The Court of Appeal’s judgment last Friday in KME Yorkshire Ltd & ors v Toshiba Carrier UK Ltd & ors  EWCA Civ 1990 will gladden the hearts of Article 101 damages claimants. It confirms that the Court will be generous in assessing the adequacy of a claimant’s pleaded case – at least where a Commission decision has already established the existence of a cartel.
By a Decision dated 16 December 2003, the Commission found that three manufacturers of industrial copper tubes had between 1988 and 2001 operated a price-fixing and market-sharing cartel under cover of a trade association. Continue reading
As most of us are now returned from our summer holidays, I thought I’d take advantage of the ‘back to school’ feeling with a round-up of the most significant competition cases since Easter. This also provides a good excuse to highlight the best blogs from the Competition Bulletin’s first couple of months.

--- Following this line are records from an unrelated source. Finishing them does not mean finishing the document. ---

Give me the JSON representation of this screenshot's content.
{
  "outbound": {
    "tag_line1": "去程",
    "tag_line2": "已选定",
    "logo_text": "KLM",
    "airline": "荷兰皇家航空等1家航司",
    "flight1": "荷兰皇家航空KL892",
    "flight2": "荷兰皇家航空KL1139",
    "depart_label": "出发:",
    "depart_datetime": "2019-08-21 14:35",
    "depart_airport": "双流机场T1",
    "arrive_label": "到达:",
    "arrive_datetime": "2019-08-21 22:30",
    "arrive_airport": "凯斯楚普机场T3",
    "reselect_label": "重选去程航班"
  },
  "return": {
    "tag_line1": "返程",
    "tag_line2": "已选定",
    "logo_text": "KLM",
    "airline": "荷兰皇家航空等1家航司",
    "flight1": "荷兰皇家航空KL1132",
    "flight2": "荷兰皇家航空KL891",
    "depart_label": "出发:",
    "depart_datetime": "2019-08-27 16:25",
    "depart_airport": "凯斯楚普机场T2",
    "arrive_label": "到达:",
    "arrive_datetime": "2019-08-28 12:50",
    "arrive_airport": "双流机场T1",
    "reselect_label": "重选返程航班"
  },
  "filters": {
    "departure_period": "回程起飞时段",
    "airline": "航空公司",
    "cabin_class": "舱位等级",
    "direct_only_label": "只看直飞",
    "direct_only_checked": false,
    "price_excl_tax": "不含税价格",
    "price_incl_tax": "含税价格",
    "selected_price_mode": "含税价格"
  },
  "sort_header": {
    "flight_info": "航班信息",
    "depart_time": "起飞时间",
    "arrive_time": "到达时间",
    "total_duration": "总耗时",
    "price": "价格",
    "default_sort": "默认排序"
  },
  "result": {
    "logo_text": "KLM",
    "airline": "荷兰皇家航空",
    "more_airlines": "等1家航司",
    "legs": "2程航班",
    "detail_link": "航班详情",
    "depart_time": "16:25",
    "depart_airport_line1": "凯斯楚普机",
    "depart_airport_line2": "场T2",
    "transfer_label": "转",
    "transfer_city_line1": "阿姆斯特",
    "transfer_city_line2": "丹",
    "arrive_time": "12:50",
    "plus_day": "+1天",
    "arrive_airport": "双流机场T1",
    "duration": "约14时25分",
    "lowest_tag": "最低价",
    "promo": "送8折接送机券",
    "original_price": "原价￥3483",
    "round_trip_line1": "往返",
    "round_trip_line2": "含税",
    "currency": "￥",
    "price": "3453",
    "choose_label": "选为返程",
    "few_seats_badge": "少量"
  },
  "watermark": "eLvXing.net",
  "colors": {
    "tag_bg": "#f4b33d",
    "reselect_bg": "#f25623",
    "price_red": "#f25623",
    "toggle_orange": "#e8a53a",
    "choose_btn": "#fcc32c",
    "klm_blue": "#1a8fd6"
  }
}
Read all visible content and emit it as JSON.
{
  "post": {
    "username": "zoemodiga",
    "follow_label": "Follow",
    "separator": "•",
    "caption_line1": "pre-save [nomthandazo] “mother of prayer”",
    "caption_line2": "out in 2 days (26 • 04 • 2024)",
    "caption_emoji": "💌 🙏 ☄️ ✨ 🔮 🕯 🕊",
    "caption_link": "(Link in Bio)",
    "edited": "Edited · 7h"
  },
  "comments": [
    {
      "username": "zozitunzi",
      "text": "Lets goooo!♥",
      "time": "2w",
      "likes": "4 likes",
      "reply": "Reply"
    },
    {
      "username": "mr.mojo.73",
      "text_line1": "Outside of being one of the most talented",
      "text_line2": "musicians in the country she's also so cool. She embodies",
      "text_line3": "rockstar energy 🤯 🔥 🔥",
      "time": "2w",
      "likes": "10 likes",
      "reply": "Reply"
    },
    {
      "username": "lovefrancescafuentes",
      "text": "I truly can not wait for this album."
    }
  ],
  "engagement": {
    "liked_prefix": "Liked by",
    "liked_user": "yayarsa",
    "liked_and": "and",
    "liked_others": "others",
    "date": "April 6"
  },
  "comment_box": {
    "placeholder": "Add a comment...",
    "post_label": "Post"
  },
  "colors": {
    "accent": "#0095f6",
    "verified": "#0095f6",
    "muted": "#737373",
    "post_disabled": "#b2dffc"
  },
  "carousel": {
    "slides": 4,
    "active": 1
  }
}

I’ll start with a case that should, but probably won’t, make the law reports: the decision of the Appeal Panel of the Rugby Football Union, which held in an appeal by London Welsh that the RFU rules on primacy of tenure are contrary to Articles 101 and 102 TFEU and therefore void. The case is notable not only for the finding itself, but also because it was heard and decided so quickly – arguments which would take days in the High Court (and probably weeks in the CAT) were heard over the course of a day, and the 38-page judgment completed the following day. James Segan blogged on the case here.
There has been much good news for claimants in follow-on damages claims. Continue reading
Police services are generally performed for the benefit of the public at large and provided for out of public funds. However, the police also have the power (under s.25 of the Police Act 1996) to provide “special police services” for which they can levy a charge. To take Northumbria Police as an example, charges can range from £57.98 per hour for a constable to £90.68 for a superintendent.
The principal line of defence against such a charge is typically to argue that the service is an ordinary police service, rather than a special service. Such an argument succeeded in the recent case of Leeds United Football Club Ltd v The Chief Constable of West Yorkshire Police  EWHC 2113 (QB), in which Mr Justice Eady held that even if the need for police services arises from a private event, that policing does not constitute a special service when it is performed on land that is not owned, leased or controlled by the event organiser.
A further line of defence, potentially of much broader interest, is to attack the level of the charges on the grounds that they are contrary to competition law. That was the stance taken by Wigan Athletic FC in an earlier case against Greater Manchester Police ( EWHC 3095 (Ch)). The issue was not, however, resolved, and the applicability of competition law to special police services therefore remains an open question. Continue reading